Ezekiel 33:30-33 (31)
Covetousness might be called “the sin that is most ignored.” The tenth commandment is the one that is normally skipped. Charles Haddon Spurgeon said of the thousands he had seen saved he never heard someone say they were saved from the sin of covetousness. LaSalle was a famous priest of the middle ages and he said this sin was never confessed to him.
The old Jewish saying that we are born into this world with hands grasping after everything we can obtain, but when we die our hands are wide open, with nothing in them understood the problem correctly.
A story is told of a peasant who murmured to a giant landholder of the unfairness of it all. Knowing the nature of men, the landholder promised to give the peasant all the land he could walk around in a whole day. The peasant, greedily trying to take in all the area possible, overexerted himself and dropped with a heart attack and died. He ended up with nothing.
Covetousness is a Debasing sin—it’ll turn you into someone else. (1 Timothy 6:9-10) It is a Deceiving Sin—usually the covetous person doesn’t recognize their problem. (1 Thessalonians 2:5) It is a Damning Sin—one to take seriously! (Ephesians 5:5)
By Dr. Gayle Woods
Luke 12:22-28 (24)
There are times when it feels like we are in a pressure cooker situation. The lid is sealed. Life’s situation is heating up. The pressure is becoming unbearable.
The Word of God reminds us repeatedly that God will never leave us or forsake us. He is with us in our times of stress. Psalm 46:1 says it all. ”God is our refuge and strength, an ever-present help in trouble.” The Hebrew word for “trouble” in this verse means “pressed in.” We might say that the Psalmist was “between a rock & a hard place.” “He was up a creek without a paddle.”

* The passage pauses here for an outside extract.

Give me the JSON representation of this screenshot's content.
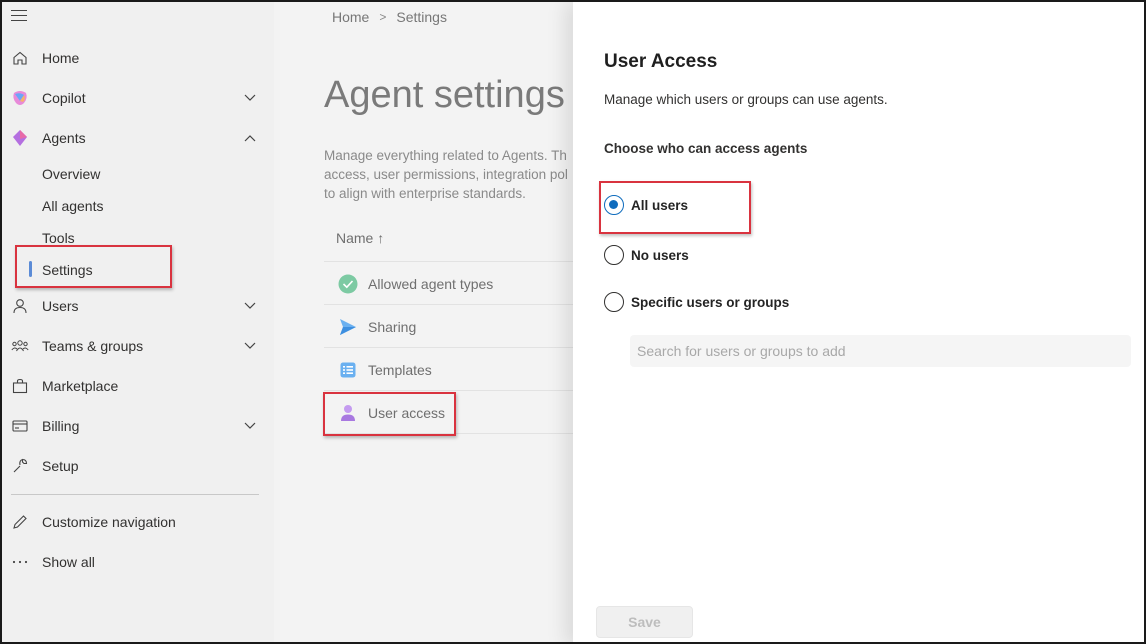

When Martin Luther was surrounded by enemies he read this Psalm and then wrote the great hymn, “A Mighty Fortress Is Our God.” He saw the tremendous power of God as “a bulwark never failing.”
Elvis Presley, a man who seemed to have it all, once said, “I would give a million dollars for one week of peace.” He recorded a song that probably described his life;”All Shook Up.” “I am all shook up,” he sang.
Our world is in the blender of sin. Nations are in an uproar. We face economic crisis. We pillow our heads at night with memories of the news of hatred, division and strife. But is spite of this we can stand under the shelter of the Almighty. Regardless of what happens in the world there is still the strength, power and might of God. We can always look confidently to Him to supply our need.
By Dr. Gayle Woods
John 5:19-23 (21)
In the last days of the Civil War, the Confederate capital, Richmond, Virginia, fell to the Union army. Abraham Lincoln insisted on visiting the city. Even though no one knew he was coming, slaves recognized him immediately and thronged around him. He had liberated them by the Emancipation Proclamation, and now Lincoln’s army had set them free. According to Admiral David Porter, an eyewitness, Lincoln spoke to the crowd which had gather around him: “My poor friends, you are free—free as air. You can cast off the name of slave and trample upon it … . Liberty is your birthright.”
But Lincoln also warned them not to abuse their freedom. “Let the world see that you merit [your freedom],” Lincoln said, “Don’t let your joy carry you into excesses. Learn the laws and obey them.” (“Bloody Times: The Funeral of Abraham Lincoln and the Manhunt for Jefferson Davis,” by James L. Swanson, p24.)
In like manner, when Jesus forgives us for our sins He strikes off the manacles of sin’s slavery. We are free, yes, free indeed! We are brought from death to life in Him. The paradox of freedom, however, is that it can open up the possibility of re-enslavement. Freedom in Christ doesn’t give us license to sin. It is not freedom to disobey. It is freedom to learn, love, and live for Him.
by Dr. Gayle Woods